Collected data entries:
══════

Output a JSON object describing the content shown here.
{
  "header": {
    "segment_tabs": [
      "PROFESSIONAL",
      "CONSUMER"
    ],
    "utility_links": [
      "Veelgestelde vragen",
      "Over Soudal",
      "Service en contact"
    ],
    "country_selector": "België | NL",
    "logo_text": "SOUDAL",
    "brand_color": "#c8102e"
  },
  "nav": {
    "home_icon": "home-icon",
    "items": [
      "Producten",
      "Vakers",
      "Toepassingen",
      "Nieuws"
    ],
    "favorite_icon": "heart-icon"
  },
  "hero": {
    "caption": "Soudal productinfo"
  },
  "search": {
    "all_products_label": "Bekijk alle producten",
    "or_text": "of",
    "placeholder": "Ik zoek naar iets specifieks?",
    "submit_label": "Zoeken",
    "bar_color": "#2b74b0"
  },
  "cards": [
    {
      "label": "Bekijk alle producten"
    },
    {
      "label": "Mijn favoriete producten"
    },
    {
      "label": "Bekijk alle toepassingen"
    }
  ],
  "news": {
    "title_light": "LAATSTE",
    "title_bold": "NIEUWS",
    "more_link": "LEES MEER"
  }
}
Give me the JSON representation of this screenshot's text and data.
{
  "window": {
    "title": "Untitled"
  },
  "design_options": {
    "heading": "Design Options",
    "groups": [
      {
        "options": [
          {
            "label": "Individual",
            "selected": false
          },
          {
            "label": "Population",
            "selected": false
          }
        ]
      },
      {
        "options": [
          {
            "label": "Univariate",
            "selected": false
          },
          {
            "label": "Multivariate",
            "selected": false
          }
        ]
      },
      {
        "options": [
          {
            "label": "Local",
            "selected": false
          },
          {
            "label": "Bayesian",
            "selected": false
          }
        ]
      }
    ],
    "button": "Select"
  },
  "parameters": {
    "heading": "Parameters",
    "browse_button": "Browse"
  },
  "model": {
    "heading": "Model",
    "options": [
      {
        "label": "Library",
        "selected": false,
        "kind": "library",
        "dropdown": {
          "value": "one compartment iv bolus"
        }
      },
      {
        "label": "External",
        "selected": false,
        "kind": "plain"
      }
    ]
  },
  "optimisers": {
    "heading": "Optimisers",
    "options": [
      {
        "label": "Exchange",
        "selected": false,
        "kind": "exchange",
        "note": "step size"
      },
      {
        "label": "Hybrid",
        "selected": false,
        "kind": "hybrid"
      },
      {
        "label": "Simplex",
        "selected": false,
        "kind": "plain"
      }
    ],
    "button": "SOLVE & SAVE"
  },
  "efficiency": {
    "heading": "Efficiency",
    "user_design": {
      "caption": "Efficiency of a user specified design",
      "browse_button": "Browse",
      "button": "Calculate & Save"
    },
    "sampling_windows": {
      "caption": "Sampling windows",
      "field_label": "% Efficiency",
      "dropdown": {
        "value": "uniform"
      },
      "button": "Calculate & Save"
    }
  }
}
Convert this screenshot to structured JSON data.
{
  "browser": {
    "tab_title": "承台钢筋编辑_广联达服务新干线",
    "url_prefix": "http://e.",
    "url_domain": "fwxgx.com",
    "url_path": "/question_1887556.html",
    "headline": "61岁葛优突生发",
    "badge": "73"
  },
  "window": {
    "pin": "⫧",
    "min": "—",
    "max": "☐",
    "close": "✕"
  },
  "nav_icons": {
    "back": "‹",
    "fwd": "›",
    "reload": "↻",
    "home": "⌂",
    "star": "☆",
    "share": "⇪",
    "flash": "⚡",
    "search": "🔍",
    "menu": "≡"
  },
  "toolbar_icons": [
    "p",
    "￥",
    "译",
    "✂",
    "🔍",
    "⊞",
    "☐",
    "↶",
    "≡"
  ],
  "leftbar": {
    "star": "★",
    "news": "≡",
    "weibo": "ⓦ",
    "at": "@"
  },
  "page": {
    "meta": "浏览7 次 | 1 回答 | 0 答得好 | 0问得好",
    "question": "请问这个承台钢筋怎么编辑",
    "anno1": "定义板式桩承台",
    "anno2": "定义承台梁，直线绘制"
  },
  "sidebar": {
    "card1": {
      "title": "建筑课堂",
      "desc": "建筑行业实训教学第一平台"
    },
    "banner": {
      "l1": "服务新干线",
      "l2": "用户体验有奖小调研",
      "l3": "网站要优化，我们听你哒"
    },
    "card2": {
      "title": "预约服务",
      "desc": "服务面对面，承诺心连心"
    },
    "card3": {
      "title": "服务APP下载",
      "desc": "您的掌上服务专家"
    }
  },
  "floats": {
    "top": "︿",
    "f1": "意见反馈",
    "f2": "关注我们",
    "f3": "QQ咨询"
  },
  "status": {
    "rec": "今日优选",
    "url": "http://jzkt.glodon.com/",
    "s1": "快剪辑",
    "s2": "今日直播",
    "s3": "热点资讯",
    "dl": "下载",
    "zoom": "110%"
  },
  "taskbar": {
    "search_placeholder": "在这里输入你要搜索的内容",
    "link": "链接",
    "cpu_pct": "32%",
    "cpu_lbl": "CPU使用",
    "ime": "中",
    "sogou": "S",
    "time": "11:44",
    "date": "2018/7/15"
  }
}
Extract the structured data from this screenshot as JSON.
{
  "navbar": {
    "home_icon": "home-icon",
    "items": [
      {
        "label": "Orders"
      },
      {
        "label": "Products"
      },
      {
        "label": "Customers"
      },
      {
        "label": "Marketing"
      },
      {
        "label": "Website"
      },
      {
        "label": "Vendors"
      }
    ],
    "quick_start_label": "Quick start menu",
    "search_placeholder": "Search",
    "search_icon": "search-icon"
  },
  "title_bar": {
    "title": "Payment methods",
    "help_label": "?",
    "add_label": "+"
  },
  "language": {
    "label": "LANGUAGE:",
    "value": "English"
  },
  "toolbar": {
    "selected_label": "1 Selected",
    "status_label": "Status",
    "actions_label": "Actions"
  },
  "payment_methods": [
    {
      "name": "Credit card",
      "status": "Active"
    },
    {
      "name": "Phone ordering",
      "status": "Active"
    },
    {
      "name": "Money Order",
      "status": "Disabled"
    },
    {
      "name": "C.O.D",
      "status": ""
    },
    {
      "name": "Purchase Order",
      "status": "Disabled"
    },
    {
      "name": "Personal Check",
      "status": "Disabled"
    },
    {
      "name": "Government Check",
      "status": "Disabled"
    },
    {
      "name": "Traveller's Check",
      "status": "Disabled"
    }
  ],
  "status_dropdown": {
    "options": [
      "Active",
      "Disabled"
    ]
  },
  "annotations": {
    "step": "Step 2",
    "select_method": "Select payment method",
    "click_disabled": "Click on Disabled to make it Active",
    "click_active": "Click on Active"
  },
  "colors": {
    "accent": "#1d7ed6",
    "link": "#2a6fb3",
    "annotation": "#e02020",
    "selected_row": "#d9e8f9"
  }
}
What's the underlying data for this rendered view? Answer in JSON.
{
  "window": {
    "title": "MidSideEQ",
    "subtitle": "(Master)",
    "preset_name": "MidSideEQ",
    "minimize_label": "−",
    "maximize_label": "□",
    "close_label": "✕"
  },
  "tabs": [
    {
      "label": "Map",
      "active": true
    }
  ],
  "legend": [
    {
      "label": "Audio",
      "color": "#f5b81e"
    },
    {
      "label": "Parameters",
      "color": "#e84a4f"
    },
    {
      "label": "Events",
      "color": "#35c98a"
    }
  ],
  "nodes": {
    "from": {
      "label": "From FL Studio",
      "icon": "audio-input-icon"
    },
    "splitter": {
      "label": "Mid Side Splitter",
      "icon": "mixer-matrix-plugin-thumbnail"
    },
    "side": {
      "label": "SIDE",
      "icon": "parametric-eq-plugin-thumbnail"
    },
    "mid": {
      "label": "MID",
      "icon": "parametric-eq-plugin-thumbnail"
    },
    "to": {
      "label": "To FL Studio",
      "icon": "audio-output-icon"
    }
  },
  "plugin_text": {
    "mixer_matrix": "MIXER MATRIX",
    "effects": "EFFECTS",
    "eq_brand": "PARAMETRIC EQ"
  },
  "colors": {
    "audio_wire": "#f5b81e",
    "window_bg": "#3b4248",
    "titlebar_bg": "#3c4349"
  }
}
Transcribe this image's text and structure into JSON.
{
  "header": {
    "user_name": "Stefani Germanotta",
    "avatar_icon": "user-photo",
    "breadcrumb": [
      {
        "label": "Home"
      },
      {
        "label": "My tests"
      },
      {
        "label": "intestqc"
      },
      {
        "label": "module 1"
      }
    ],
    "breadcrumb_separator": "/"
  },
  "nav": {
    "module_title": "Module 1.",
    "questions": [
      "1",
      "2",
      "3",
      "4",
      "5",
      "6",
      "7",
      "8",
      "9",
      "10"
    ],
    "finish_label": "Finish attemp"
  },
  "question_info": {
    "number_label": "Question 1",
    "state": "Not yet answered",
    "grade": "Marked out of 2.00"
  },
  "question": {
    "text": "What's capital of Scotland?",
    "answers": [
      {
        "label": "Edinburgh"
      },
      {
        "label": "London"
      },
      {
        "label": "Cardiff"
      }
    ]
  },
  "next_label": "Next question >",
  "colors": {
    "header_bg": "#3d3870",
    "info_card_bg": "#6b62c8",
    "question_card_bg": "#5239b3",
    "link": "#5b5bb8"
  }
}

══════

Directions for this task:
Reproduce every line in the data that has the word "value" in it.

Exercise output:
          "value": "one compartment iv bolus"
        "value": "uniform"
    "value": "English"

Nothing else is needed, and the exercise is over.